- [Data for processing]:
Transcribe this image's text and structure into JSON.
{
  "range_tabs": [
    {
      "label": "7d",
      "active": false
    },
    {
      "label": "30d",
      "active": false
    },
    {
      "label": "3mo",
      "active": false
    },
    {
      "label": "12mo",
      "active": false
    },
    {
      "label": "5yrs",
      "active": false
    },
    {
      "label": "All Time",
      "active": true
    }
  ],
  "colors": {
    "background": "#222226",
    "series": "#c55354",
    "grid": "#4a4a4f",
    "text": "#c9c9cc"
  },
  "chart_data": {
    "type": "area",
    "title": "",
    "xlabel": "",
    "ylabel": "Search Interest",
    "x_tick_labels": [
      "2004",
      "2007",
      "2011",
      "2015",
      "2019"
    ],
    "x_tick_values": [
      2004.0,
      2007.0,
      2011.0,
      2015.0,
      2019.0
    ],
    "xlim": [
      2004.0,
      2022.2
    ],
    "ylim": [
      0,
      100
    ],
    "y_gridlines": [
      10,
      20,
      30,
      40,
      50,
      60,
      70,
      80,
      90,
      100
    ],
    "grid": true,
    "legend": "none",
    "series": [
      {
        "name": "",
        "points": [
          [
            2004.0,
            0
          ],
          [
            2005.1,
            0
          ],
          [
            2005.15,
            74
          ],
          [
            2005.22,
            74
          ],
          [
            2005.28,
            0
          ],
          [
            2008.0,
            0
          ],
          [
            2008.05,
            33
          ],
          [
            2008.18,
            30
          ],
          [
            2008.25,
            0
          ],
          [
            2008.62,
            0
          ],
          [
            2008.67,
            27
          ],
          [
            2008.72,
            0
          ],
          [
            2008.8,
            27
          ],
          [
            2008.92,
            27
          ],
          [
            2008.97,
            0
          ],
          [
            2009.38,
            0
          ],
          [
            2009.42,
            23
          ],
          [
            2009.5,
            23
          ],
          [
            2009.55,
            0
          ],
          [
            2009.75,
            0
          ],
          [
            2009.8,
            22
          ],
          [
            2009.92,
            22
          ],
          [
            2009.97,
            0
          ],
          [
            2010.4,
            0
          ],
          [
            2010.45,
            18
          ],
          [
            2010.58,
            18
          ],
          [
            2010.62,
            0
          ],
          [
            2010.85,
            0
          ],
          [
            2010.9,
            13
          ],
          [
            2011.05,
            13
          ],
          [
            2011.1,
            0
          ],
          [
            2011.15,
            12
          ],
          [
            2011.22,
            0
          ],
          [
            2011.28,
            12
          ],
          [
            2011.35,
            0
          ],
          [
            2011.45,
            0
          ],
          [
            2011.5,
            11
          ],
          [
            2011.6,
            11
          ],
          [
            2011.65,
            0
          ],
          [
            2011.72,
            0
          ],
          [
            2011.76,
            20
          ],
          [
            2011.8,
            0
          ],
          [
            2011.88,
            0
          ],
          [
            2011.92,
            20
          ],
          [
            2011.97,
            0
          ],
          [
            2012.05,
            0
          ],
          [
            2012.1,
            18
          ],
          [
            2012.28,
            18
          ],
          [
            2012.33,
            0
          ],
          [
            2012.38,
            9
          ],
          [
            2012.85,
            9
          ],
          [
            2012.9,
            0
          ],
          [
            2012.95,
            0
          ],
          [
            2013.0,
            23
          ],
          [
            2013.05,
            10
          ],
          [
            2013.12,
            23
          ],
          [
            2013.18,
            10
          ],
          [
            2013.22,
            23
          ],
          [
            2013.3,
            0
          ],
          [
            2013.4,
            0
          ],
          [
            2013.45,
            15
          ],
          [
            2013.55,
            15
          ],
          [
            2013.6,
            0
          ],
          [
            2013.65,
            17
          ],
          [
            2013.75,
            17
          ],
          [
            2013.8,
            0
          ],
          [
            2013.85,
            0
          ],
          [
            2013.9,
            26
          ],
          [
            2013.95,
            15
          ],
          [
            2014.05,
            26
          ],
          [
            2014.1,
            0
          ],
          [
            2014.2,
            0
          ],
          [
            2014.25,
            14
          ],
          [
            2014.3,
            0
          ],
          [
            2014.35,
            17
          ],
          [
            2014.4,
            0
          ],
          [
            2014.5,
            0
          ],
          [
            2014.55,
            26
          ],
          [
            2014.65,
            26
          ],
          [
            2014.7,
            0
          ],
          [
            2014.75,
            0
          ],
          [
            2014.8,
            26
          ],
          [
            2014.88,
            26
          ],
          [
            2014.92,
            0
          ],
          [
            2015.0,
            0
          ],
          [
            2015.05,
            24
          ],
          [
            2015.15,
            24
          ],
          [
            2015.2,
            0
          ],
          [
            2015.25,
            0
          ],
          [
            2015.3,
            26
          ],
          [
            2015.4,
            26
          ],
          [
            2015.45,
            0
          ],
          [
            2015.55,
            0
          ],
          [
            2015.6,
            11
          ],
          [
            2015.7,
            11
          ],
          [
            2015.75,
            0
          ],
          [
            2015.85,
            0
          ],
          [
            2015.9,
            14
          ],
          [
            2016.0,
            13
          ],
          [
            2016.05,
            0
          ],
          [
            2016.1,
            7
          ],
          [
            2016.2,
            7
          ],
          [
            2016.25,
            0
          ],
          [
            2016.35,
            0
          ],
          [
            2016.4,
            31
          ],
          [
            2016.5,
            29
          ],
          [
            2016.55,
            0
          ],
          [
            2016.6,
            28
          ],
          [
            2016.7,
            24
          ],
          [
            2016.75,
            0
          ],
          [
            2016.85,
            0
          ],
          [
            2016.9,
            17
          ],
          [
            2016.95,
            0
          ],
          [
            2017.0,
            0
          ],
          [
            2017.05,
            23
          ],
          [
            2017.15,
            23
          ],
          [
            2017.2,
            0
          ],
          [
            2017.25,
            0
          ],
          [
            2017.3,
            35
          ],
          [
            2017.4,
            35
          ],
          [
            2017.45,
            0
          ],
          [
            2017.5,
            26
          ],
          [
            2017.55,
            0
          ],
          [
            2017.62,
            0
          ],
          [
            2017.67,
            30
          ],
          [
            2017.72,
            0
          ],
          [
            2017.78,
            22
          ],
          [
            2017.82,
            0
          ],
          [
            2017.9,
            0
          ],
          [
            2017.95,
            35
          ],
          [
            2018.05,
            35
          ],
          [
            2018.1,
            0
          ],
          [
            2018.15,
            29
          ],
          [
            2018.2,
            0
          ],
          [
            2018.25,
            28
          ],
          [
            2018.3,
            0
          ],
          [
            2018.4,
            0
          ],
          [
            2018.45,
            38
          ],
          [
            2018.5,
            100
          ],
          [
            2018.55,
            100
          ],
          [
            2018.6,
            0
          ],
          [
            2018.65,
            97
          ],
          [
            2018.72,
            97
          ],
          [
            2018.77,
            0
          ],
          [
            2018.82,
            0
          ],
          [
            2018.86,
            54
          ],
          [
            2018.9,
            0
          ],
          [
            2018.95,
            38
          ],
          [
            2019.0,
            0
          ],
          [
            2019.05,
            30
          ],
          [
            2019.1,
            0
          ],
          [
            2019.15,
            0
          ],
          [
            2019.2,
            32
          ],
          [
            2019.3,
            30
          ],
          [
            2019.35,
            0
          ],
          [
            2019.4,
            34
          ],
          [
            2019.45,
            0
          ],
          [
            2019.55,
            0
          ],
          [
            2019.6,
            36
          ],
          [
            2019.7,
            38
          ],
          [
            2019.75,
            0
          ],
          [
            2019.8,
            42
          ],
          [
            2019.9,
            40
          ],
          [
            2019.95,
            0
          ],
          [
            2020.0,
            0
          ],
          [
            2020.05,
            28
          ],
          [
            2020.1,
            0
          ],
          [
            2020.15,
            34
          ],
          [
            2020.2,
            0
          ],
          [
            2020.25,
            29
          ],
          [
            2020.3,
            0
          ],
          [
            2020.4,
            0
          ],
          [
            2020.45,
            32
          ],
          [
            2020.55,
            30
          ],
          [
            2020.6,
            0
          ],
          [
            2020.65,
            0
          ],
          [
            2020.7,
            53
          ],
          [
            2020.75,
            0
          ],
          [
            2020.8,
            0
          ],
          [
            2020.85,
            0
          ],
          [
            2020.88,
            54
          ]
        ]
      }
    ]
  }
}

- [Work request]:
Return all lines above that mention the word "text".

- [Answer below]:
Transcribe this image's text and structure into JSON.
    "text": "#c9c9cc"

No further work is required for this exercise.